The one constant about Kuala Lumpur Fashion Week is its enduring tardiness. Every single show starts at least an hour late, with a lot of waiting in between, and a general air of disinterest because almost every show features a few designers whom nobody has ever heard of. As a result, the only good thing about the shows running late is that you get to catch up with people you haven’t seen or spoken to in a while, and — if you’re lucky enough to be seated at the top row — judge everyone you see together.
Yesterday, I ran into a friend who was attending some of the same shows as I was, and it was then that I learned she had just started seeing someone new, and because he was so new, they were still in what people like to call the ‘honeymoon phase’ of their relationship. As a self-professed relationship addict who has been in long-term relationships her entire adult life, this friend told me that she is constantly waiting for the other shoe to drop, indicating that the honeymoon phase would be over and she would start seeing the bad parts of the relationship. And at one point she said, “You’ve been with Dani a long time. When does the honeymoon phase end?”
“Tell me your definition of the honeymoon phase,” I hedged.
She said, “To me, the honeymoon phase is like this period where nothing goes wrong, we’re always happy and I can’t wait to see him every day.”
Whether or not that was really just her concept of the honeymoon phase, or if she was projecting off a statistically-proven phenomenon, it made one thing very clear to me, which I said aloud to her: “Then there is no such thing as a honeymoon phase.”
She goggled at me, so I quickly followed up with “If that is what you think the honeymoon phase is, then whether or not it ends is up to you, and the one you’re with. I don’t think there was ever a honeymoon phase for me, because after three and a half years, I still can’t wait to see him every day.”
The cheesiness of that statement was not lost on me, even as I said it. Because it took me 15 years and far too many men to realize that, as important as trust and honesty are in a relationship, what matters more than anything else is compatibility, because with that compatibility comes the emotional support that no on else, not even friends and family, can give.
“At the end of the day, if he can give you that emotional support you seek, there is no reason that after three months or three years, you can’t still be happy.

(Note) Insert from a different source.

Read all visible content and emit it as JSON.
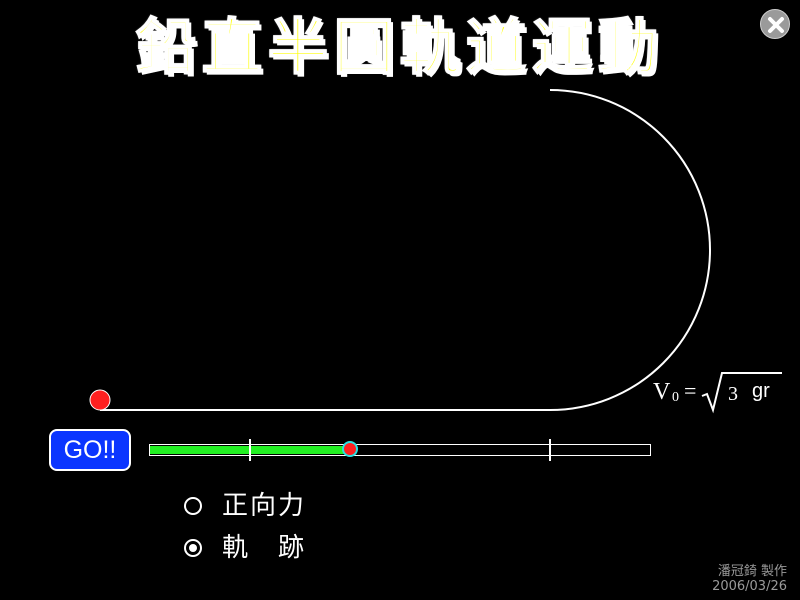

Of course men are annoying, and of course things will go wrong, but if he works with you to make them right, then it’s not even so much that the honeymoon phase doesn’t end, but more that there was never a need for one, because what you are to each other will always stay the same.”